The good news is, “Genetic selection has a proven record as a strategy to improve calving traits in the industry.” Let us look at what the Holstein breed achieved for Calving Ease and Stillbirth over the last 20 years. The percentage of difficult births from bull calf deliveries to heifers declined from 3.5% to 2.2%. During the same period, stillbirths declined from 7.8% to 5.4%. Ideally, we should strive to obtain similar progress in all dairy breeds. Today’s consumers are paying attention and sometimes requesting assurances of animal health.
A prototype of how this might happen could be similar to the Jersey breed adding six health traits in April 2020. Prior to that, CDCB had published these health traits only for Holsteins. American Jersey Cattle Association (AJCA) staff identified herds that had been collecting health data. An effort followed to transfer more Jersey health data to the national cooperator database so CDCB could initiate genetic predictions. With this development, we expected more producers to participate. That’s exactly what happened. More herds recorded data and passed it along to CDCB. Participation was requested through the press. The effort paid off, and now Jerseys have reasonably accurate evaluations for all the health traits. The extensive number of genotypes already collected is helpful in raising the accuracy for all evaluated traits, so we can expect the same boost for stillbirths.
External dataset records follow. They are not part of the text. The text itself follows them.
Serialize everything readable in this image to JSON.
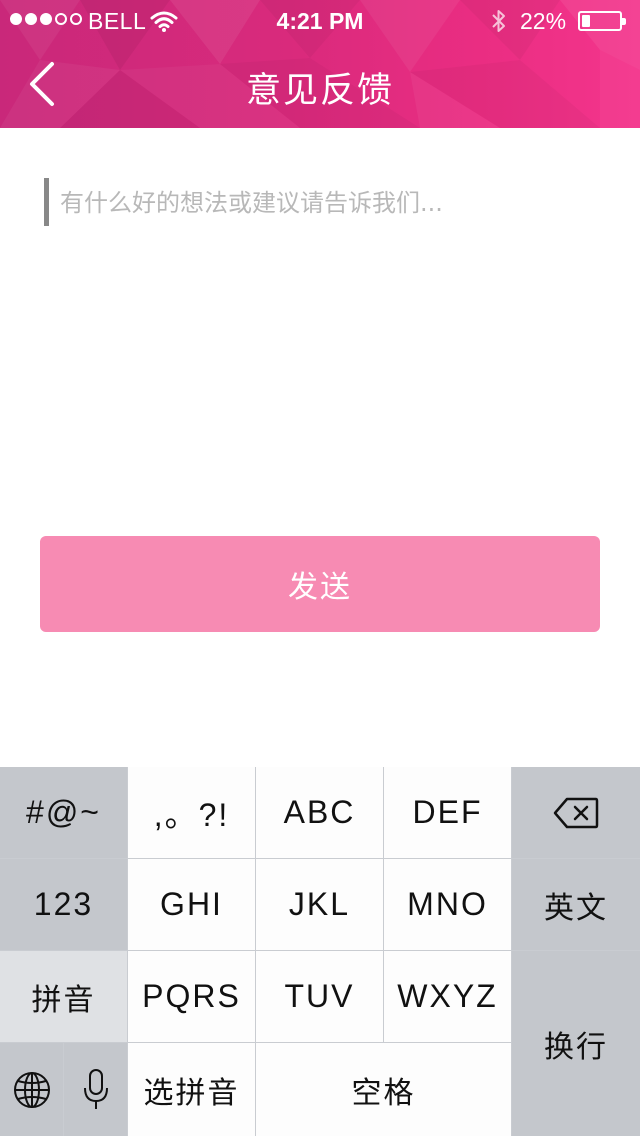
{
  "status_bar": {
    "carrier": "BELL",
    "time": "4:21 PM",
    "battery_percent": "22%",
    "battery_level": 0.22,
    "signal_bars": 3,
    "signal_max": 5,
    "icons": [
      "wifi-icon",
      "bluetooth-icon",
      "battery-icon"
    ]
  },
  "nav": {
    "title": "意见反馈",
    "back_icon": "chevron-left-icon"
  },
  "feedback": {
    "placeholder": "有什么好的想法或建议请告诉我们...",
    "value": ""
  },
  "send_button": {
    "label": "发送",
    "color": "#f78bb3"
  },
  "keyboard": {
    "keys": {
      "symbols": "#@~",
      "punct": ",。?!",
      "abc": "ABC",
      "def": "DEF",
      "num": "123",
      "ghi": "GHI",
      "jkl": "JKL",
      "mno": "MNO",
      "english": "英文",
      "pinyin": "拼音",
      "pqrs": "PQRS",
      "tuv": "TUV",
      "wxyz": "WXYZ",
      "select_pinyin": "选拼音",
      "space": "空格",
      "newline": "换行"
    },
    "icons": [
      "backspace-icon",
      "globe-icon",
      "microphone-icon"
    ]
  },
  "colors": {
    "header_gradient_start": "#c9287a",
    "header_gradient_end": "#f4358c",
    "keyboard_background": "#c9ccd1"
  }
}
All producers benefit when genetic evaluations are available on A.I. bulls, but the largest gains go to the herds supplying data because they receive accurate PTAs on their females. One additional perk for producers is that herds with recorded health data can qualify for reduced genotyping fees.
There is no better time than the present to reduce the number of stillbirths in all breeds. This genetic selection continues in the Holstein breed, and it is time to focus on the same opportunity in all breeds.
Dr. H. Duane Norman is a technical adviser and industry liaison for CDCB.
Mr. Anil Sigel is pursuing a Ph.D. degree at the University of Wisconsin – Madison.
—This originally appeared in the CDCB newsletter.